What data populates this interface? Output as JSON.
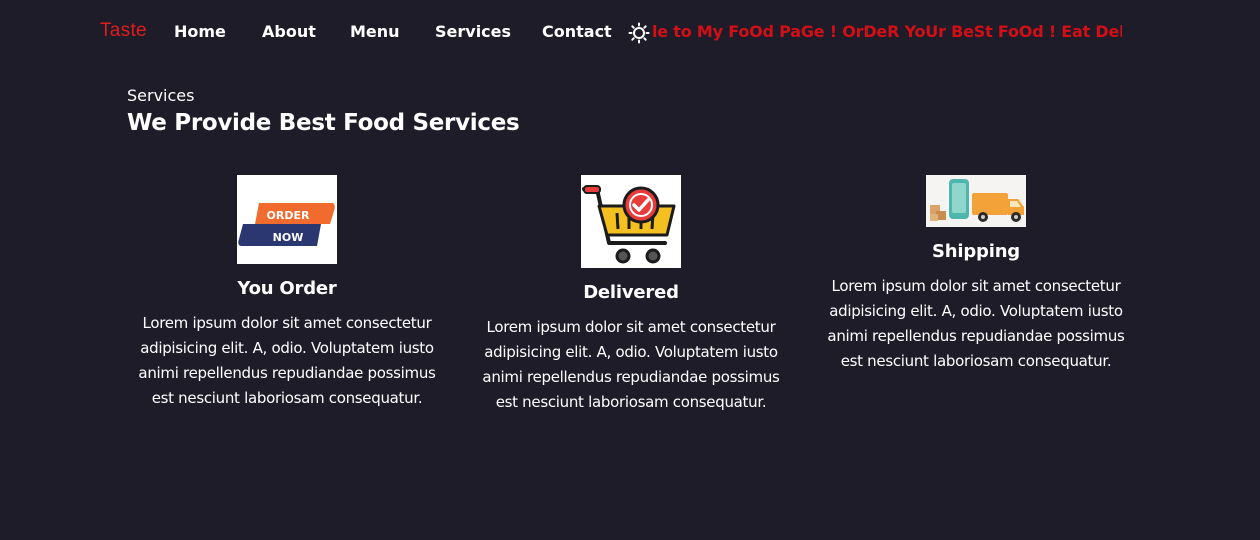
{
  "nav": {
    "brand": "Taste",
    "links": [
      {
        "label": "Home"
      },
      {
        "label": "About"
      },
      {
        "label": "Menu"
      },
      {
        "label": "Services"
      },
      {
        "label": "Contact"
      }
    ],
    "theme_icon": "sun-icon",
    "marquee_text": "le to My FoOd PaGe ! OrDeR YoUr BeSt FoOd ! Eat Delicious"
  },
  "services": {
    "eyebrow": "Services",
    "title": "We Provide Best Food Services",
    "cards": [
      {
        "title": "You Order",
        "image": "order-now-icon",
        "image_text_top": "ORDER",
        "image_text_bottom": "NOW",
        "text": "Lorem ipsum dolor sit amet consectetur adipisicing elit. A, odio. Voluptatem iusto animi repellendus repudiandae possimus est nesciunt laboriosam consequatur."
      },
      {
        "title": "Delivered",
        "image": "shopping-cart-check-icon",
        "text": "Lorem ipsum dolor sit amet consectetur adipisicing elit. A, odio. Voluptatem iusto animi repellendus repudiandae possimus est nesciunt laboriosam consequatur."
      },
      {
        "title": "Shipping",
        "image": "delivery-truck-icon",
        "text": "Lorem ipsum dolor sit amet consectetur adipisicing elit. A, odio. Voluptatem iusto animi repellendus repudiandae possimus est nesciunt laboriosam consequatur."
      }
    ]
  },
  "colors": {
    "background": "#1e1c29",
    "brand": "#e01d1d",
    "marquee": "#d20f16",
    "text": "#ffffff"
  }
}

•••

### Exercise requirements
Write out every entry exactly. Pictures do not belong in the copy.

### Solution to the problem
What data populates this interface? Output as JSON.
{
  "nav": {
    "brand": "Taste",
    "links": [
      {
        "label": "Home"
      },
      {
        "label": "About"
      },
      {
        "label": "Menu"
      },
      {
        "label": "Services"
      },
      {
        "label": "Contact"
      }
    ],
    "theme_icon": "sun-icon",
    "marquee_text": "le to My FoOd PaGe ! OrDeR YoUr BeSt FoOd ! Eat Delicious"
  },
  "services": {
    "eyebrow": "Services",
    "title": "We Provide Best Food Services",
    "cards": [
      {
        "title": "You Order",
        "image": "order-now-icon",
        "image_text_top": "ORDER",
        "image_text_bottom": "NOW",
        "text": "Lorem ipsum dolor sit amet consectetur adipisicing elit. A, odio. Voluptatem iusto animi repellendus repudiandae possimus est nesciunt laboriosam consequatur."
      },
      {
        "title": "Delivered",
        "image": "shopping-cart-check-icon",
        "text": "Lorem ipsum dolor sit amet consectetur adipisicing elit. A, odio. Voluptatem iusto animi repellendus repudiandae possimus est nesciunt laboriosam consequatur."
      },
      {
        "title": "Shipping",
        "image": "delivery-truck-icon",
        "text": "Lorem ipsum dolor sit amet consectetur adipisicing elit. A, odio. Voluptatem iusto animi repellendus repudiandae possimus est nesciunt laboriosam consequatur."
      }
    ]
  },
  "colors": {
    "background": "#1e1c29",
    "brand": "#e01d1d",
    "marquee": "#d20f16",
    "text": "#ffffff"
  }
}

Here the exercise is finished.